Is the product doing what is should be doing?

*information obtained from FDA guidance documentation.
Placing risk information under headlines such as “Now Approved for Epilepsy” or “Safe Enough for Children Under 5” minimizes the risk information that follows, particularly if individuals only look at the headlines. Instead, headlines listed before risk presentations should signal that a risk presentation follows, for example, “Important Risk Information about the Effects of Device X .”

3. Framing of risk information:
The FDA evaluates how risk information is framed because framing can impact the presentation of risks and benefits in a marketing piece. Framing commonly refers to how a particular piece of information is stated or conveyed, such as by emphasizing either the positive or negative aspects of the information or by presenting the information in vague versus specific terms. Research consistently shows that framing the same information written in different ways can change the way the audience responds to that information. Thus, the way that information is phrased can influence the message received by the audience.

FDA suggested example:
If a drug’s package insert contains a boxed warning about the risk of life-threatening fevers associated with its use and reports that 55 percent of patients taking the drug experience dizziness, a statement such as “Adverse events associated with drug X include fevers. Some patients experienced dizziness”. This misleadingly describes the risk profile of the drug by failing to convey the seriousness of the fevers and the frequency of the dizziness.
Statements like “Life-threatening fevers have been reported with the use of Drug X” and “More than half of patients taking Drug X experienced dizziness” would convey the seriousness and frequency of the two risks appropriately.
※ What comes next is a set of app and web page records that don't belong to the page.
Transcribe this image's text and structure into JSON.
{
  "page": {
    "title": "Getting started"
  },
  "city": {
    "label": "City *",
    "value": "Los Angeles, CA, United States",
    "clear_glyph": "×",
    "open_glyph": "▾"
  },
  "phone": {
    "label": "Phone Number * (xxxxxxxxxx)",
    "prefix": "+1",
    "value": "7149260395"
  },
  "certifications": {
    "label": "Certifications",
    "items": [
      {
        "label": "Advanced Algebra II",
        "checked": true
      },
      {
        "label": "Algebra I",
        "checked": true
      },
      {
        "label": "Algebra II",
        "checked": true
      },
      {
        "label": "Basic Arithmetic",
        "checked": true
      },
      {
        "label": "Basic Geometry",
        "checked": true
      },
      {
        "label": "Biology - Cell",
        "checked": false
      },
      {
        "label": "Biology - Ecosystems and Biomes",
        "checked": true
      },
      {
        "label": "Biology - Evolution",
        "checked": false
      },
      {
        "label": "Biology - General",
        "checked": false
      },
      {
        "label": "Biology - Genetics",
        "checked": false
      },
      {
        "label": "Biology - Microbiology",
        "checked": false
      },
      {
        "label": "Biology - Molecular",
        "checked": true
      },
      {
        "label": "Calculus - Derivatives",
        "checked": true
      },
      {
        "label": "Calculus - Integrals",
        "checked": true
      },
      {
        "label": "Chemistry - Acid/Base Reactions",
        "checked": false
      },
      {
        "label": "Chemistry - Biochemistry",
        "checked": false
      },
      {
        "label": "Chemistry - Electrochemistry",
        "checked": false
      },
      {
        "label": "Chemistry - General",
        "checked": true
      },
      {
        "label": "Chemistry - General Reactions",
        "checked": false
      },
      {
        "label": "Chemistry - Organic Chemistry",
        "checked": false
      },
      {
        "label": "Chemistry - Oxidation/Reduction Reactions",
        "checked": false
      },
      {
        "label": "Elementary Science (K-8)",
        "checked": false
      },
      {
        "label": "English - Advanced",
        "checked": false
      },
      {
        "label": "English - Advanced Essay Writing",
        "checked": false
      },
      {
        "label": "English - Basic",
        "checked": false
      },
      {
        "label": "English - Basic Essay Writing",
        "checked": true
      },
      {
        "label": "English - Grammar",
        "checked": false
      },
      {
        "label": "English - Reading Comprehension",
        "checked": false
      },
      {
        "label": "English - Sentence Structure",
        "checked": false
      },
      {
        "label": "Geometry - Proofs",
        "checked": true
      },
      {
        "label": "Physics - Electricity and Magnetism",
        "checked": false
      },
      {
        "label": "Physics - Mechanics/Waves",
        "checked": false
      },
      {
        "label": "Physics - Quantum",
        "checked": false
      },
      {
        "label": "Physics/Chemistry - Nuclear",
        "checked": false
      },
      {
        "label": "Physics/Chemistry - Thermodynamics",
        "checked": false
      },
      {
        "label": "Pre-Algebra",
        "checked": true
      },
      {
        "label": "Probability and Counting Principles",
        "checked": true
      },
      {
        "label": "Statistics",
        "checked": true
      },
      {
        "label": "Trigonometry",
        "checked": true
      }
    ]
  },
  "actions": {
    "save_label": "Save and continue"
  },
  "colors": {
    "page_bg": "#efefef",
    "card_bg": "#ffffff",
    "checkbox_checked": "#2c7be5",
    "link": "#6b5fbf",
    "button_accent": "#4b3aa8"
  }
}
4. Hierarchy of risk information:  
The FDA considers the ordering of risks within a marketing piece an important factor in determining the risk profile displayed by that marketing piece; regardless of whether it is directed toward healthcare professionals or consumers. For example, if risks are placed too far into the text of a marketing piece, readers may lose interest toward the end of a lengthy paragraph, and may not read or comprehend the later information accurately. Risks and benefits must be discussed in the same paragraph with balanced information.

FDA suggested example:
A statement in a broadcast ad that states “Patients should not drink alcohol when taking Drug X, as common side effects are drowsiness and nausea”. This may suggest that these side effects occur only if alcohol is consumed when taking the drug.

Instead, the manufacturer should consider adding intervening information or changing the order of the presentation so that it is clear that the side effects listed are not caused by drinking alcohol while taking the drug.

Remember to keep your labeling and all related sales and marketing material consistent with your product classification guidelines. Always ask yourself the question: What is the FDA definition of my product? Is it a cosmetic, drug or device? If your marketing claims fit into those definitions, you will set yourself up for developing honest and FDA compliant labeling.

Material obtained from FDA guidance documentation. Image courtesy of FDA.gov; for consumers: protect yourself.